Jumbo linemen Marcus Jones and Warren Sapp have played a big part in the Bucs' kick-blocking frenzy
From 1976 to 1986, the Tampa Bay Buccaneers went 11 years before blocking an opponent's punt.
These days, three games constitutes a long drought. Throw in opponent field goal tries, and the Bucs are averaging two blocked kicks for every three games in 2000.
If that seems like a lot to you, it is. Prior to this year, the Buccaneers had never blocked more than four combined punts and field goals in a season; they have six through just nine games in 2000. The previous team record was first established in 1990, when Tampa Bay blocked four field goals (including, amazingly, one by tackle Paul Gruber). The Bucs also had four blocks under Head Coach Tony Dungy in 1997, when they got to two field goals and two punts. If you want to include extra points, then the old team record was five, set in 1978 with two on field goals and three on PATs.

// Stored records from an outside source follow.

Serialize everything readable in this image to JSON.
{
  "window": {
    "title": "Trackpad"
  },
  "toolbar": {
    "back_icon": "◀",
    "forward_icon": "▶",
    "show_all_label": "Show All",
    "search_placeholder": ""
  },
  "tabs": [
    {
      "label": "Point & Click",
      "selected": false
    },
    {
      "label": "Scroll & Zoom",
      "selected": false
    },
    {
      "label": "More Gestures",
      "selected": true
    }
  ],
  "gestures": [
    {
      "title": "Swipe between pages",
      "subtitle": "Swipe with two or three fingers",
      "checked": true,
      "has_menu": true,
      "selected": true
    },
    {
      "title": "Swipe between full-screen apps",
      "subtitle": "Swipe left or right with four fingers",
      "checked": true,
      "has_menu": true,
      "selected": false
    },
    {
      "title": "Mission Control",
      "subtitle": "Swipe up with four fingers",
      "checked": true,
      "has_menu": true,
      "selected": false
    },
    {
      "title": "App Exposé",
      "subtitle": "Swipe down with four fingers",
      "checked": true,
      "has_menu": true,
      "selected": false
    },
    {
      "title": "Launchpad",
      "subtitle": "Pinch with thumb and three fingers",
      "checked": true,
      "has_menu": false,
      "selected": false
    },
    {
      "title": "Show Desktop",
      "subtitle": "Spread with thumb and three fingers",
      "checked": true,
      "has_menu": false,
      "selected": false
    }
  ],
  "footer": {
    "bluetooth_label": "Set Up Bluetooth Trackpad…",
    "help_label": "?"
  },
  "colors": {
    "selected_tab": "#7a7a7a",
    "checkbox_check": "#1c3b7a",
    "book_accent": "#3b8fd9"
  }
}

But six in nine games? The 1996 Buffalo Bills were the last NFL team to even get six in a season. The last team to get seven, a number the Buccaneers seemed destined to match, was the Kansas City Chiefs in 1990, led by punt-blocker extraordinaire Albert Lewis. The Chiefs were known around the league for their special teams prowess in the late '80s and early '90s, but Dungy believes it's actually tougher to put up those kinds of numbers in 2000.
"It's been harder to harder to block kicks in the NFL in the last four or five years," said Dungy. "The snappers are better – everybody's keeping a guy just to do that. The rhythm is good. Usually, they're tough to get, but we've had some guys that have taken advantage of little situations that we've been able to set up. It's kind of like turnovers – when you start to get them, then everybody feels like they can get the next one and they go a little bit harder and it seems to rub off."
Blocked kicks are also like turnovers in that they are often golden scoring opportunities. Tampa Bay leads the NFL in points scored off takeaways, with 83, but it should be noted that blocked punts and field goals do not fall into that category. The 22 points that the Bucs have netted off of their six blocks (two TDs, two field goals, one safety) are an added bonus and part of the reason that Tampa Bay is on pace to obliterate it's team scoring record.
"The last two weeks, we've taken advantage of the opportunities, whereas in our losing streak, we didn't," said Dungy of the Bucs' 68 combined points against Minnesota and Atlanta. "We're still making some errors, we're not as sharp on a lot of things as we'd like to be. But when we've gotten the chances the last two weeks, we've taken advantage of them, and that's what you have to do."
In Lewis' heyday with the Chiefs, he blocked kicks with speed and a quick burst off the line, often coming around the corner or stunting inside at the snap to find an unblocked gap. The 2000 Buccaneers are also looking for gaps to shoot, but are doing it as much with mass as speed. The five players who have blocked kicks for Tampa Bay this season include three defensive linemen (Warren Sapp, Marcus Jones and John McLaughlin) and two linebackers (Alshermond Singleton and Nate Webster). Those five players have an average weight of 256.2 pounds.
They're also doing it with brainpower, thanks to the gray matter of Special Teams Coach Joe Marciano. After a slow start in which the problems were primary on kickoff and punt coverage, the Bucs' special teams units have rebounded to become a clear strength for Tampa Bay. A perfectly-executed fake punt, a 51-yard field goal, blanket coverage on dangerous Falcon return man Tim Dwight and, especially, McLaughlin's second-quarter punt block were huge elements in the Bucs' 27-14 win over Atlanta.
"Joe has done a good job. We kind of talked earlier in the year about our special teams not firing on all cylinders. We had guys that really had to learn our system, young guys coming in, and they've gotten better and better. This was a big challenge this week, because Tim Dwight was a guy that we had to stop. I thought we handled the field position real well, punting and kicking off. But Joe is really an intense guy. He studies his craft and works on it. He's able to get it across to the players, and that's what it takes on special teams. They've been as important as anybody the last two weeks."
Marciano surely has a few more tricks up his sleeve for the last seven games, though he would probably object to that choice of words. One of the most respected special teams coaches in the NFL, Marciano drills his units hard during practice and believes more in attention to detail than sleight-of-hand. Whatever the method used to achieve results, the Bucs hope to continue them, because there's nothing like a blocked kick to turn a game around in a hurry.